 ASEAN Secretariat, Strategic Schedule for ASEAN Economic Community, 2007, <http://www.aseansec.org/21161.pdf>. For an overview of responses to this target, see Connolly C, Australian and regional regulatory responses to the key challenges of consumer protection in electronic commerce, March 2008, <http://www.galexia.com/public/research/articles/research_articles-art51.html>.
 For an analysis of key issues in achieving regional harmonisation of data protection laws, see Connolly C, Practical Issues in Achieving Regional Privacy Compliance, presentation to the First Technical Assistance Seminar on the International Implementation of the APEC Privacy Framework, January 2007, <http://www.galexia.com/public/research/assets/apec_seminar_galexia_20070118.pdf>.
 Galexia, Harmonisation of E-Commerce Legal Infrastructure in ASEAN, April 2008, <http://www.galexia.com/public/research/articles/research_articles-art53.html>.
 Connolly C, Harmonizing Cyber Legislation At The Regional Level: The Case Of ASEAN, in United Nations Conference on Trade and Development, Information Economy Report 2007–2008, February 2008, <http://www.unctad.org/Templates/WebFlyer.asp?intItemID=4462&%3Blang=1>.
 Council of Europe, Convention for the Protection of Individuals with regard to Automatic Processing of Personal Data, CETS 108, signed 28 January 1981, entered into force 1 October 1985, <http://conventions.coe.int/Treaty/en/Treaties/Html/108.htm>.

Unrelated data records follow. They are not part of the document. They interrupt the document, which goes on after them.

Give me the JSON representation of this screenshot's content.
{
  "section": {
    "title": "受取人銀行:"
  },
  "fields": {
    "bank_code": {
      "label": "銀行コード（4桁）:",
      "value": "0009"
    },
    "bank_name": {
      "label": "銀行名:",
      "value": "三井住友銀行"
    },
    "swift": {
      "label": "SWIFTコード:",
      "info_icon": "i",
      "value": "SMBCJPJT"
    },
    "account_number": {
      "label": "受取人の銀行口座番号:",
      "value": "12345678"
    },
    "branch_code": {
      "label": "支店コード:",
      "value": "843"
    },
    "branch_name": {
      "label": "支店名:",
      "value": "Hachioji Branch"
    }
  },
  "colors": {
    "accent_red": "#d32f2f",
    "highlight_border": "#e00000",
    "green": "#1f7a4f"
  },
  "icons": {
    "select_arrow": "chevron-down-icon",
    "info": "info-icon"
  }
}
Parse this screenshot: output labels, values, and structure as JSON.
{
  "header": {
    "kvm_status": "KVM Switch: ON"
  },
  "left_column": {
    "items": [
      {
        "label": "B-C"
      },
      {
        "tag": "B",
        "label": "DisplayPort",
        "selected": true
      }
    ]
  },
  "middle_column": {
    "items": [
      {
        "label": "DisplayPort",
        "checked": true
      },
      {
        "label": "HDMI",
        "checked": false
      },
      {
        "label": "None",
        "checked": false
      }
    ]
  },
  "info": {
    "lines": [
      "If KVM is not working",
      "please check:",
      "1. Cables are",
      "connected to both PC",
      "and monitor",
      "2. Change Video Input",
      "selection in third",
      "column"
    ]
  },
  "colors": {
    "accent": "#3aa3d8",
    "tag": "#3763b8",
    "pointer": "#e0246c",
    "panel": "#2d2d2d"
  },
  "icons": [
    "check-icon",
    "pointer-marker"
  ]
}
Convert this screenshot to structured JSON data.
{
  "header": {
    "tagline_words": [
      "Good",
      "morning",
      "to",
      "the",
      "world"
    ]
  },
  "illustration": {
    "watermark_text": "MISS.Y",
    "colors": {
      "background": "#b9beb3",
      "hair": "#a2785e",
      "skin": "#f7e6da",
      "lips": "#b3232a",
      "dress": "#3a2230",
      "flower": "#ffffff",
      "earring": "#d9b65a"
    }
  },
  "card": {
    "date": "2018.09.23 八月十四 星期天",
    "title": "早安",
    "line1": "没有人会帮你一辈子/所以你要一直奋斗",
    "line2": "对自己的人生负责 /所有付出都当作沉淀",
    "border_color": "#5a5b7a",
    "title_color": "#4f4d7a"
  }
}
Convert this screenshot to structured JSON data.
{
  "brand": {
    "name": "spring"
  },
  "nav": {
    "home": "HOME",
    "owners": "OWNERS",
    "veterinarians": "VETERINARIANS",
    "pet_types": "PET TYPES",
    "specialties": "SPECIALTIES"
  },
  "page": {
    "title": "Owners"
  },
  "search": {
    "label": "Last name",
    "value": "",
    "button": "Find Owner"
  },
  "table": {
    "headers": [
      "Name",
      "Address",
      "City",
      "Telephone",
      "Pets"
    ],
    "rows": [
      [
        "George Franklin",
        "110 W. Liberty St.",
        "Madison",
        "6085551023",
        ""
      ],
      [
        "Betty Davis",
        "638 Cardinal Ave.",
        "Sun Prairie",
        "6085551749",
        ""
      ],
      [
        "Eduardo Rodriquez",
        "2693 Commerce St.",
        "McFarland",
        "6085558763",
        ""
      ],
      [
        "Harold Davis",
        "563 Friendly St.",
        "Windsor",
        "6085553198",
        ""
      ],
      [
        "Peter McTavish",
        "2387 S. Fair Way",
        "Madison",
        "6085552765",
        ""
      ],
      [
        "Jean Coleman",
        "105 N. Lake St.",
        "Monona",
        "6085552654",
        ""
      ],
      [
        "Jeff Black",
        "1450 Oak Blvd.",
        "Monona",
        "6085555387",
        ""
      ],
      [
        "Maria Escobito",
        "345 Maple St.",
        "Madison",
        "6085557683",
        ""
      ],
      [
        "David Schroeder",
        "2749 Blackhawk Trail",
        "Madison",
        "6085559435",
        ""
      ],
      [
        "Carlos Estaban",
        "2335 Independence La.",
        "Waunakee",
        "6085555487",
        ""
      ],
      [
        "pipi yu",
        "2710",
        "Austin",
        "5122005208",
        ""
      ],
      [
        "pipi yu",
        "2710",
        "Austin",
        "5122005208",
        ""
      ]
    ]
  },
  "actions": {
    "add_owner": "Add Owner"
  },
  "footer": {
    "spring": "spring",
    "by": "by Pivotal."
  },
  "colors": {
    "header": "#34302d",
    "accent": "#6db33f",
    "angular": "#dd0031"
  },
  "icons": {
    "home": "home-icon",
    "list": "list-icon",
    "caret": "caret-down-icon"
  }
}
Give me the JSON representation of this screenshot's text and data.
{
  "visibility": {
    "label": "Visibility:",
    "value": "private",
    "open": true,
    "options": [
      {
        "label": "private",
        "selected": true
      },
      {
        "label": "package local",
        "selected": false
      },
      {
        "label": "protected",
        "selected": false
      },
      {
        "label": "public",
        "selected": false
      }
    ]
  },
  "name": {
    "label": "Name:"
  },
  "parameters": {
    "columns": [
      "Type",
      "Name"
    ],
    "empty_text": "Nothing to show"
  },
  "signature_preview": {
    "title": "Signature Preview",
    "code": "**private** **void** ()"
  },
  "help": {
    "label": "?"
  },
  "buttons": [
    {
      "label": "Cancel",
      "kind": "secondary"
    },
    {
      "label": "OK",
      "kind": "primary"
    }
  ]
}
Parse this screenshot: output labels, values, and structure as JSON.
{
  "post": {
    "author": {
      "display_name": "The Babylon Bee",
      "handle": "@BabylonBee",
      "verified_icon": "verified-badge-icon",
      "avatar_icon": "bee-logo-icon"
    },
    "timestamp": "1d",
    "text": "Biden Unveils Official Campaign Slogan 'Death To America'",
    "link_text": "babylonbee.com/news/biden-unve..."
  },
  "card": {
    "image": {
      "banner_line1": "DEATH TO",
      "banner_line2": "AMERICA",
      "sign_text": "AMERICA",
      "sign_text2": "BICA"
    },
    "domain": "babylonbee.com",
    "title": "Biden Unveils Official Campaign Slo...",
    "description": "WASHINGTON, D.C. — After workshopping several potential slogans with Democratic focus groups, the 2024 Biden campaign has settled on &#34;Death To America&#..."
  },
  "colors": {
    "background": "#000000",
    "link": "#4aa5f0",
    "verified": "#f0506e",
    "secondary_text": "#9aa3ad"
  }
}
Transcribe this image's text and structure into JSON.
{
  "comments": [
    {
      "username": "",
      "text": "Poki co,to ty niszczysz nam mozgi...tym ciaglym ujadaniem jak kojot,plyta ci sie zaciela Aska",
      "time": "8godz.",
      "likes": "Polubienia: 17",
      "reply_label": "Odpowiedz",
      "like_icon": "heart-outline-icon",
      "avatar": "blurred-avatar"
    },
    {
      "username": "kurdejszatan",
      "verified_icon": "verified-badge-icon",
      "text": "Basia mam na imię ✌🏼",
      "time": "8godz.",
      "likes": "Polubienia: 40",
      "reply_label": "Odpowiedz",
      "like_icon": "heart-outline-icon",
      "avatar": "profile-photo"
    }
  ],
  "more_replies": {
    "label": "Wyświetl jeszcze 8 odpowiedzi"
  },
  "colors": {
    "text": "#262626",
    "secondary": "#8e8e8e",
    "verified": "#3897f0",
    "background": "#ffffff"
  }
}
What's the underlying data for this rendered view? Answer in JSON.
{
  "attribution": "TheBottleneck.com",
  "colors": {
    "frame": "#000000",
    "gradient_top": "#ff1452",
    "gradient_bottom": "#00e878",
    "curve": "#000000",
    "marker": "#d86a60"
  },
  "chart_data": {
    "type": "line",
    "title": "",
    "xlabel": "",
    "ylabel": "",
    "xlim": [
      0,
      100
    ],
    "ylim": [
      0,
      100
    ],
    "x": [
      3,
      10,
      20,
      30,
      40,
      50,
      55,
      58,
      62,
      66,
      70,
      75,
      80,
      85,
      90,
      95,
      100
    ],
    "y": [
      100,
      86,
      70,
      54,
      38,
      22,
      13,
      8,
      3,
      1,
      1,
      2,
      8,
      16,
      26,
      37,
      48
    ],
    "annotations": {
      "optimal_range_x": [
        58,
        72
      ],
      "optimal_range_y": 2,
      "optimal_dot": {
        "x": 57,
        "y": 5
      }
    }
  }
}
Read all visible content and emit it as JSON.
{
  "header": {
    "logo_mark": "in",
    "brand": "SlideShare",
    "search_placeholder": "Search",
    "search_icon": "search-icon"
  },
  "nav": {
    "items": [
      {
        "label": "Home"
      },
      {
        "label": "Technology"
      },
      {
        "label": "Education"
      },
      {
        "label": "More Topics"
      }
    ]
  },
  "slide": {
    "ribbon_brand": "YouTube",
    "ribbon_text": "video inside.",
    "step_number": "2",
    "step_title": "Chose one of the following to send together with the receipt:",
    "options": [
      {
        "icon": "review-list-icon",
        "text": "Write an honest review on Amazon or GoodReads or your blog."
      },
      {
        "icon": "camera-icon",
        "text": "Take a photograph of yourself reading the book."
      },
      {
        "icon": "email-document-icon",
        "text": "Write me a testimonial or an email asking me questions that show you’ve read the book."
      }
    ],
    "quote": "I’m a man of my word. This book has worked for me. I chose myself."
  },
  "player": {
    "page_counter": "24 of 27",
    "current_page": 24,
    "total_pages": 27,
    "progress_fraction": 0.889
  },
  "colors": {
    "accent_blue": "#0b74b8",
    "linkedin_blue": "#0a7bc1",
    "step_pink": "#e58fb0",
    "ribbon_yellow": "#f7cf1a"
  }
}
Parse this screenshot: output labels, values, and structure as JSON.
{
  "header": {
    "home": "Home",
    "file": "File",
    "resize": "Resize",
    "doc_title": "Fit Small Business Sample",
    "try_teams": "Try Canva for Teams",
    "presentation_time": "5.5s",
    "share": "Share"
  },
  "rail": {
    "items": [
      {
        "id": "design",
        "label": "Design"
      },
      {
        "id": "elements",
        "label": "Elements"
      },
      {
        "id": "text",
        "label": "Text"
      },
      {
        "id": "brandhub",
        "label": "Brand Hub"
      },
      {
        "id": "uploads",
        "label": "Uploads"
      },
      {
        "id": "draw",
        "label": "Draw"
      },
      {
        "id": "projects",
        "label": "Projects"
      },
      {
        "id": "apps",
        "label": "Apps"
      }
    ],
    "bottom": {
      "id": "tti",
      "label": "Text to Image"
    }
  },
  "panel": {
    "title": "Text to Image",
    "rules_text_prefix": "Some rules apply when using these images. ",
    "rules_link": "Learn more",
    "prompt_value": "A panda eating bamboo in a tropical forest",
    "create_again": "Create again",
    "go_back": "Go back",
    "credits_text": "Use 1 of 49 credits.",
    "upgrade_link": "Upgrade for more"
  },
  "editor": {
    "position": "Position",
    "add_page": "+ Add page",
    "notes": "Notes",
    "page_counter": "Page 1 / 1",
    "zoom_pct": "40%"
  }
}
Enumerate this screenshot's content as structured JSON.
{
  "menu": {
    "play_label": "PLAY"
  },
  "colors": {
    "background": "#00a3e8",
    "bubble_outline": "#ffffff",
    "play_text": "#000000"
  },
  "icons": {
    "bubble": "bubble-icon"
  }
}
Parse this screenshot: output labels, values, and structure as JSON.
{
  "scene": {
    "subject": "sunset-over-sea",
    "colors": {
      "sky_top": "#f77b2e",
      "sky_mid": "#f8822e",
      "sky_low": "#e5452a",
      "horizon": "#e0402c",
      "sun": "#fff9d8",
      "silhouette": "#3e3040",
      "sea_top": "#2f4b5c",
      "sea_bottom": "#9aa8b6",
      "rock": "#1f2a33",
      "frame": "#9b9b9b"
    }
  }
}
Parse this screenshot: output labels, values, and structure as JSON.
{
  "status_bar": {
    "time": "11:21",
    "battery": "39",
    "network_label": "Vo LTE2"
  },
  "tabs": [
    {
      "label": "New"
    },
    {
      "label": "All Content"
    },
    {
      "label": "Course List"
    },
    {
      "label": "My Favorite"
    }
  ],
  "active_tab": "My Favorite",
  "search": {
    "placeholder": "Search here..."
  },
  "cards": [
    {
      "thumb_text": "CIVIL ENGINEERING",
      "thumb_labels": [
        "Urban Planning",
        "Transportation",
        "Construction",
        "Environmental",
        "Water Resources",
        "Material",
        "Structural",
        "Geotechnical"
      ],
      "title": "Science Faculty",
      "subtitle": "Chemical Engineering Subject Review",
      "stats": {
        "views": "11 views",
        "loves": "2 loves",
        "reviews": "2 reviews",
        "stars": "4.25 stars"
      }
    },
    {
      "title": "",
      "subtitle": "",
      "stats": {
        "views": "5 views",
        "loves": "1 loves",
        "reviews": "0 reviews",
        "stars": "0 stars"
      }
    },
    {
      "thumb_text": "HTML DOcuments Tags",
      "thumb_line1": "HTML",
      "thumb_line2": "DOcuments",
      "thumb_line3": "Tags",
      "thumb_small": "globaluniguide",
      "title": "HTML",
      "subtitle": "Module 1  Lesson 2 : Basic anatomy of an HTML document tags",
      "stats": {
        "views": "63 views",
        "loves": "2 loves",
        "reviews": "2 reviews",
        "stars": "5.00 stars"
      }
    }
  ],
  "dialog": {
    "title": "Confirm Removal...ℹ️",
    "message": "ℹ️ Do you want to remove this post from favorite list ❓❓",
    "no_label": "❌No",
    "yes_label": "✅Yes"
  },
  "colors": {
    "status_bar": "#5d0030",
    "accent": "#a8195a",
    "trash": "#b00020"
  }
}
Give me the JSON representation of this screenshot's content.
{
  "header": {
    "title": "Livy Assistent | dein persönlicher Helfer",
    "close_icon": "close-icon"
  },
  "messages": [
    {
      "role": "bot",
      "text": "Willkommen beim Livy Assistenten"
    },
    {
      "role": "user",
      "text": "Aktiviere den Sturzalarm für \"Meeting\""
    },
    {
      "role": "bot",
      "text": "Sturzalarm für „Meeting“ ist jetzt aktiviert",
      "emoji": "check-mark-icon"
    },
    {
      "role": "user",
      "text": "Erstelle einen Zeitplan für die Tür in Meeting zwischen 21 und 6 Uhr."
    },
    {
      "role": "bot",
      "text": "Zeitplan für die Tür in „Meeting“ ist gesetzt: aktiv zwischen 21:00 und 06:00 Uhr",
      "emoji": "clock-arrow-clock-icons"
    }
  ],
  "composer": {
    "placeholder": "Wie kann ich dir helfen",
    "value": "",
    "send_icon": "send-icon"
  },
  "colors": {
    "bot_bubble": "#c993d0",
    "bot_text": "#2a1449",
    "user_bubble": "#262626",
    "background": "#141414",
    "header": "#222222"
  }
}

 Consultative Committee of the Convention for the Protection of Individuals with regard to Automatic Processing of Personal Data [ETS No. 108], Abridged report of the 24th meeting (Strasbourg, 13-14 March 2008), CM2008(81), 15 May 2008, <https://wcd.coe.int/ViewDoc.jsp?Ref=CM(2008)81>.
 Council of Europe, Additional Protocol to the Convention for the Protection of Individuals with regard to Automatic Processing of Personal Data, regarding supervisory authorities and transborder data flows, CETS 181, signed 8 November 2001, entered into force 1 July 2004, <http://conventions.coe.int/Treaty/en/Treaties/Html/181.htm>.
 Greenleaf G, Asia-Pacific developments in information privacy law and its interpretation, 30 March 2008, <http://law.bepress.com/cgi/viewcontent.cgi?article=1007&context=unswwps>. See also Greenleaf G, Asia-Pacific developments in information privacy law and its interpretation, presentation to the Privacy Issues Forum, 30 March 2008, <http://www.privacy.org.nz/assets/Files/74942725.ppt>.
 Council of Europe, Convention on Cybercrime, CETS 185, signed 23 November 2001, entered into force 1 July 2004, <http://conventions.coe.int/Treaty/en/Treaties/Html/185.htm>.
 Ravindra P, UN Convention on the use of Electronic Communications in International Contracts to come into force, July 2006, <http://www.galexia.com/public/research/articles/research_articles-art41.html>.